Image credit: Jillian Ditner

Final Thoughts and What's Next

I honestly think I've done well - I'm proud of myself for making it to the end of this programme. It was tough, rigorous at times but always provided what I needed when I kept up my side of the bargain. The list I started working on last week, with things to aid in balancing nourishing and depleting activities in my everyday life, has made progress. I do walk to work now, using that as a mindfulness bell to remind me to observe and take in my surroundings, I read a little bit more often, I use meditation in high-stress situations, but I'm still having difficulty not doing the little things in a more mindful way.

Another thing I'm proud of myself for is my change in attitude. I'm saying yes to things, going out, making plans, taking risks. Sometimes all I want to do is curl up and be still until I have to go back to work because my assumption is that the less I do the less stress I have. As we saw last week, that is entirely incorrect. Now it seems like going out with a friend, for a walk, or to the gym is helping me feel better about work the next day.
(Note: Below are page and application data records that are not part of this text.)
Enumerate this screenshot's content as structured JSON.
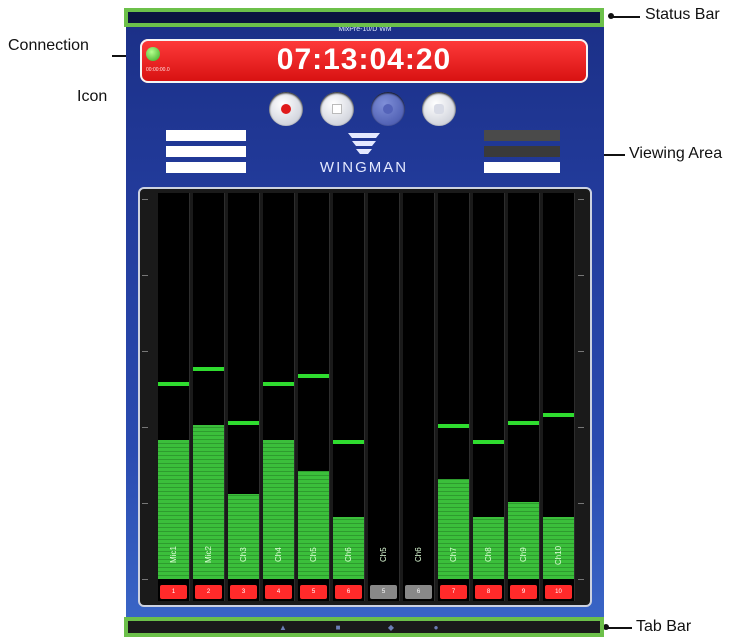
{
  "callouts": {
    "status_bar": "Status Bar",
    "connection_line1": "Connection",
    "connection_line2": "Icon",
    "viewing_area": "Viewing Area",
    "tab_bar": "Tab Bar"
  },
  "device": {
    "device_title": "MixPre-10/D WM",
    "timecode": "07:13:04:20",
    "connection_label": "00:00:00.0"
  },
  "channels": [
    {
      "name": "Mic1",
      "button": "1",
      "button_color": "#ff2a2a",
      "level": 0.36,
      "peak": 0.5
    },
    {
      "name": "Mic2",
      "button": "2",
      "button_color": "#ff2a2a",
      "level": 0.4,
      "peak": 0.54
    },
    {
      "name": "Ch3",
      "button": "3",
      "button_color": "#ff2a2a",
      "level": 0.22,
      "peak": 0.4
    },
    {
      "name": "Ch4",
      "button": "4",
      "button_color": "#ff2a2a",
      "level": 0.36,
      "peak": 0.5
    },
    {
      "name": "Ch5",
      "button": "5",
      "button_color": "#ff2a2a",
      "level": 0.28,
      "peak": 0.52
    },
    {
      "name": "Ch6",
      "button": "6",
      "button_color": "#ff2a2a",
      "level": 0.16,
      "peak": 0.35
    },
    {
      "name": "Ch5",
      "button": "5",
      "button_color": "#888888",
      "level": 0.0,
      "peak": 0.0
    },
    {
      "name": "Ch6",
      "button": "6",
      "button_color": "#888888",
      "level": 0.0,
      "peak": 0.0
    },
    {
      "name": "Ch7",
      "button": "7",
      "button_color": "#ff2a2a",
      "level": 0.26,
      "peak": 0.39
    },
    {
      "name": "Ch8",
      "button": "8",
      "button_color": "#ff2a2a",
      "level": 0.16,
      "peak": 0.35
    },
    {
      "name": "Ch9",
      "button": "9",
      "button_color": "#ff2a2a",
      "level": 0.2,
      "peak": 0.4
    },
    {
      "name": "Ch10",
      "button": "10",
      "button_color": "#ff2a2a",
      "level": 0.16,
      "peak": 0.42
    }
  ],
  "colors": {
    "highlight_box": "#6cc04a",
    "timecode_bg": "#e21b1b",
    "meter_green": "#3bbf3b"
  },
  "logo": {
    "word": "WINGMAN"
  },
  "tabs": [
    "tab-1-icon",
    "tab-2-icon",
    "tab-3-icon",
    "tab-4-icon"
  ]
}
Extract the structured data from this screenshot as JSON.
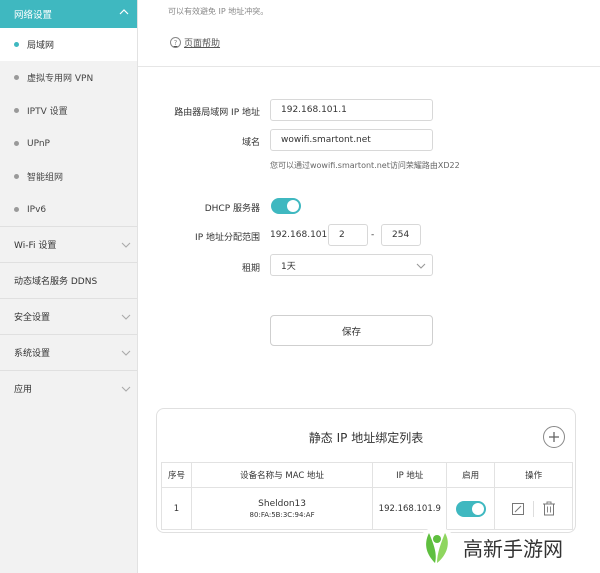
{
  "sidebar": {
    "header": "网络设置",
    "items": [
      {
        "label": "局域网",
        "active": true
      },
      {
        "label": "虚拟专用网 VPN",
        "active": false
      },
      {
        "label": "IPTV 设置",
        "active": false
      },
      {
        "label": "UPnP",
        "active": false
      },
      {
        "label": "智能组网",
        "active": false
      },
      {
        "label": "IPv6",
        "active": false
      }
    ],
    "groups": [
      {
        "label": "Wi-Fi 设置",
        "expandable": true
      },
      {
        "label": "动态域名服务 DDNS",
        "expandable": false
      },
      {
        "label": "安全设置",
        "expandable": true
      },
      {
        "label": "系统设置",
        "expandable": true
      },
      {
        "label": "应用",
        "expandable": true
      }
    ]
  },
  "main": {
    "top_note": "可以有效避免 IP 地址冲突。",
    "help_link": "页面帮助",
    "router_ip_label": "路由器局域网 IP 地址",
    "router_ip_value": "192.168.101.1",
    "domain_label": "域名",
    "domain_value": "wowifi.smartont.net",
    "domain_hint": "您可以通过wowifi.smartont.net访问荣耀路由XD22",
    "dhcp_label": "DHCP 服务器",
    "dhcp_enabled": true,
    "range_label": "IP 地址分配范围",
    "range_prefix": "192.168.101.",
    "range_start": "2",
    "range_dash": "-",
    "range_end": "254",
    "lease_label": "租期",
    "lease_value": "1天",
    "save_label": "保存"
  },
  "static_table": {
    "title": "静态 IP 地址绑定列表",
    "headers": [
      "序号",
      "设备名称与 MAC 地址",
      "IP 地址",
      "启用",
      "操作"
    ],
    "rows": [
      {
        "index": "1",
        "name": "Sheldon13",
        "mac": "80:FA:5B:3C:94:AF",
        "ip": "192.168.101.9",
        "enabled": true
      }
    ]
  },
  "watermark": {
    "text": "高新手游网"
  },
  "colors": {
    "accent": "#3fb8c0",
    "sidebar_bg": "#f2f2f2",
    "watermark_green": "#5fbf3f"
  }
}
I get to carry some of that buzz around with me all day and use it as fuel.

The fact that I can even congratulate myself and appreciate what progress I've made rather than dwelling on my mistakes and problems shows that this programme has had some kind of effect on me and my outlook.

So there are two things that I know are next for me now that I've completed this course, other than attempting to always be more mindful and to regularly meditate. The first is more research into self-help: new books, new concepts, new things to learn about. The myriad of different approaches to dealing with anxiety and stress are really interesting, and there may be some things I can learn and talk about on this blog site, things that might help one of you more than Mindfulness.

The second thing is going back for more therapy. That might sound strange because it probably reads like I'm in a good place emotionally, and actually I am. I'm a lot better than I have been, the problem is that when I finished my IAPT sessions I knew I had a lot more to learn and get to grips with. The thing with therapy is you don't have to wait until you're at rock bottom to seek treatment - just because I'm in a good place now doesn't mean I will be in a month or two's time, and what I can learn with IAPT, using it along with my Mindfulness training, will help me deal with those highs and lows and learn about what triggers my low moments at a deeper level.

Image is from the blog of Julianna Swaney http://blog.juliannaswaney.com/2014/01/thanks.html


Thank you for following me on this unexpected journey! I've enjoyed this little project, and it seems other people have too. I will attempt to keep my posting schedule as regular (ish) as it has been but with new, different things! I have an ask.fm if you have questions or suggestions, you can follow me on twitter @JaxxOLantern for updates and strange things, and I am working on re-launching my old fiction blog! I thought it would be better to have a space specifically for writing fiction and a space specifically for blogging, and I may do little commentaries or blog posts about my stories or about aspects of writing so there can be a nice connection between the two places.

I'm excited for the future, and for doing better, but I shall be mindful for right now and appreciate this good feeling, this here and now.